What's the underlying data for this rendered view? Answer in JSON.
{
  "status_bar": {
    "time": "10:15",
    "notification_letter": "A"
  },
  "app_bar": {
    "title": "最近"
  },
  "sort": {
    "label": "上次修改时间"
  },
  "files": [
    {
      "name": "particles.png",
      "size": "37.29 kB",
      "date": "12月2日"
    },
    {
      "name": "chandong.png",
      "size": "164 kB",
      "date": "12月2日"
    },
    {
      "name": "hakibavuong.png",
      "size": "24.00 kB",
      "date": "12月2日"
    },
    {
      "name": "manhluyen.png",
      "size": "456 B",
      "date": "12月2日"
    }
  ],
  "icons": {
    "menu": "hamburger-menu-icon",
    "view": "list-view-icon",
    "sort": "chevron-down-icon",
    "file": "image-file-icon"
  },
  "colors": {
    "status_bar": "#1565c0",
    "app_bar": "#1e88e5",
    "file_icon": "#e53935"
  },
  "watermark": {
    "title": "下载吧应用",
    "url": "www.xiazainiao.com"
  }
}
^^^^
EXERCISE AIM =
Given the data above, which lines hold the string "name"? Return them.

SOLUTION TO THIS PROBLEM =
      "name": "particles.png",
      "name": "chandong.png",
      "name": "hakibavuong.png",
      "name": "manhluyen.png",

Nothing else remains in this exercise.